◆ Supplied data
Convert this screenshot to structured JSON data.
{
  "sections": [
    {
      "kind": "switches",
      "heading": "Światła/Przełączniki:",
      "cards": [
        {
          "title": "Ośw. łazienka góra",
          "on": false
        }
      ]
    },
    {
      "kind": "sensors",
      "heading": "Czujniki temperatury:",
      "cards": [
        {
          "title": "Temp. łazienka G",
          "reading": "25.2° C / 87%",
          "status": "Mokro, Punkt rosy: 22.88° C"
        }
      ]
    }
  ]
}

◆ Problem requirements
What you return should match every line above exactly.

◆ Output of the exercise
Convert this screenshot to structured JSON data.
{
  "sections": [
    {
      "kind": "switches",
      "heading": "Światła/Przełączniki:",
      "cards": [
        {
          "title": "Ośw. łazienka góra",
          "on": false
        }
      ]
    },
    {
      "kind": "sensors",
      "heading": "Czujniki temperatury:",
      "cards": [
        {
          "title": "Temp. łazienka G",
          "reading": "25.2° C / 87%",
          "status": "Mokro, Punkt rosy: 22.88° C"
        }
      ]
    }
  ]
}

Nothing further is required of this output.